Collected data
---

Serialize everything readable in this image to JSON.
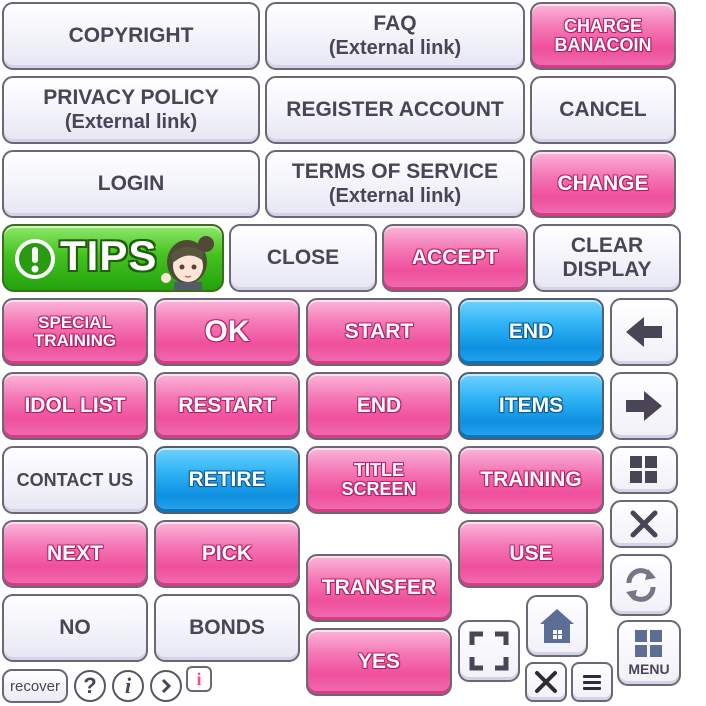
{
  "buttons": {
    "copyright": "COPYRIGHT",
    "faq": "FAQ",
    "external_link": "(External link)",
    "charge_line1": "CHARGE",
    "charge_line2": "BANACOIN",
    "privacy_policy": "PRIVACY POLICY",
    "register_account": "REGISTER ACCOUNT",
    "cancel": "CANCEL",
    "login": "LOGIN",
    "terms_of_service": "TERMS OF SERVICE",
    "change": "CHANGE",
    "tips": "TIPS",
    "close": "CLOSE",
    "accept": "ACCEPT",
    "clear_line1": "CLEAR",
    "clear_line2": "DISPLAY",
    "special_line1": "SPECIAL",
    "special_line2": "TRAINING",
    "ok": "OK",
    "start": "START",
    "end": "END",
    "idol_list": "IDOL LIST",
    "restart": "RESTART",
    "items": "ITEMS",
    "contact_us": "CONTACT US",
    "retire": "RETIRE",
    "title_line1": "TITLE",
    "title_line2": "SCREEN",
    "training": "TRAINING",
    "next": "NEXT",
    "pick": "PICK",
    "use": "USE",
    "transfer": "TRANSFER",
    "no": "NO",
    "bonds": "BONDS",
    "yes": "YES",
    "menu": "MENU",
    "recover": "recover"
  },
  "icons": {
    "question": "?",
    "info": "i",
    "info_box": "i"
  },
  "colors": {
    "pink": "#ef4f9c",
    "blue": "#1a9be6",
    "green": "#35b214",
    "white_button": "#f3f3fa",
    "border": "#6c6675"
  }
}
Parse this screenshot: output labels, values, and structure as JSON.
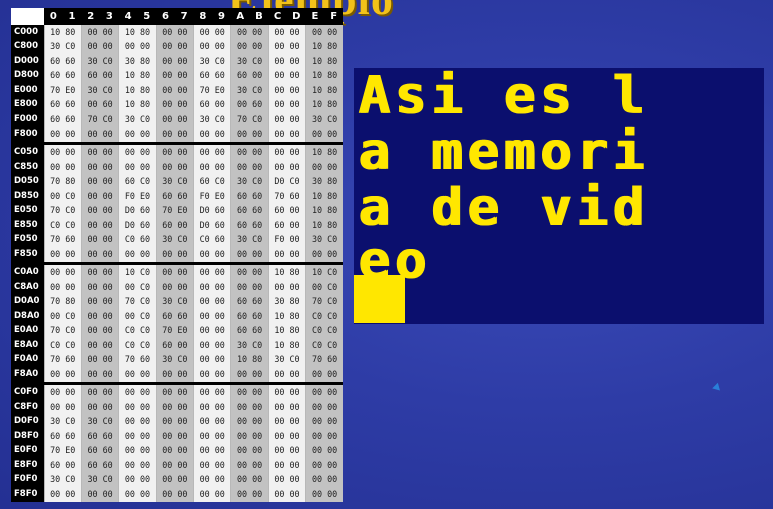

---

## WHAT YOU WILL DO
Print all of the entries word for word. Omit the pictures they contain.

## RESULT OF THIS TASK
Serialize everything readable in this image to JSON.
{
  "buttons": {
    "copyright": "COPYRIGHT",
    "faq": "FAQ",
    "external_link": "(External link)",
    "charge_line1": "CHARGE",
    "charge_line2": "BANACOIN",
    "privacy_policy": "PRIVACY POLICY",
    "register_account": "REGISTER ACCOUNT",
    "cancel": "CANCEL",
    "login": "LOGIN",
    "terms_of_service": "TERMS OF SERVICE",
    "change": "CHANGE",
    "tips": "TIPS",
    "close": "CLOSE",
    "accept": "ACCEPT",
    "clear_line1": "CLEAR",
    "clear_line2": "DISPLAY",
    "special_line1": "SPECIAL",
    "special_line2": "TRAINING",
    "ok": "OK",
    "start": "START",
    "end": "END",
    "idol_list": "IDOL LIST",
    "restart": "RESTART",
    "items": "ITEMS",
    "contact_us": "CONTACT US",
    "retire": "RETIRE",
    "title_line1": "TITLE",
    "title_line2": "SCREEN",
    "training": "TRAINING",
    "next": "NEXT",
    "pick": "PICK",
    "use": "USE",
    "transfer": "TRANSFER",
    "no": "NO",
    "bonds": "BONDS",
    "yes": "YES",
    "menu": "MENU",
    "recover": "recover"
  },
  "icons": {
    "question": "?",
    "info": "i",
    "info_box": "i"
  },
  "colors": {
    "pink": "#ef4f9c",
    "blue": "#1a9be6",
    "green": "#35b214",
    "white_button": "#f3f3fa",
    "border": "#6c6675"
  }
}
Parse this screenshot: output labels, values, and structure as JSON.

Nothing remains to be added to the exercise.